THE TASK.
Below are records; count the lines that contain "icon" and give only the total.

EXERCISE MATERIALS.

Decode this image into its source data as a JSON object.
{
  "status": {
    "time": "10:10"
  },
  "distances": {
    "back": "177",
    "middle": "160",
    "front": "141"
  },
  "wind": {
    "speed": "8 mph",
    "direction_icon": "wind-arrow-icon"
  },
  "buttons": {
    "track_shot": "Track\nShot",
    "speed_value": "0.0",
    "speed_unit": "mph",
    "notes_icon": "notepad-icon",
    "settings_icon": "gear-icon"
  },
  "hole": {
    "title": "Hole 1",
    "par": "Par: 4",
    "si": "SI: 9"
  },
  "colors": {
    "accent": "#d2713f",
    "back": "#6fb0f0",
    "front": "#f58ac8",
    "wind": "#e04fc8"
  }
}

ANSWER TO THE PROBLEM.
3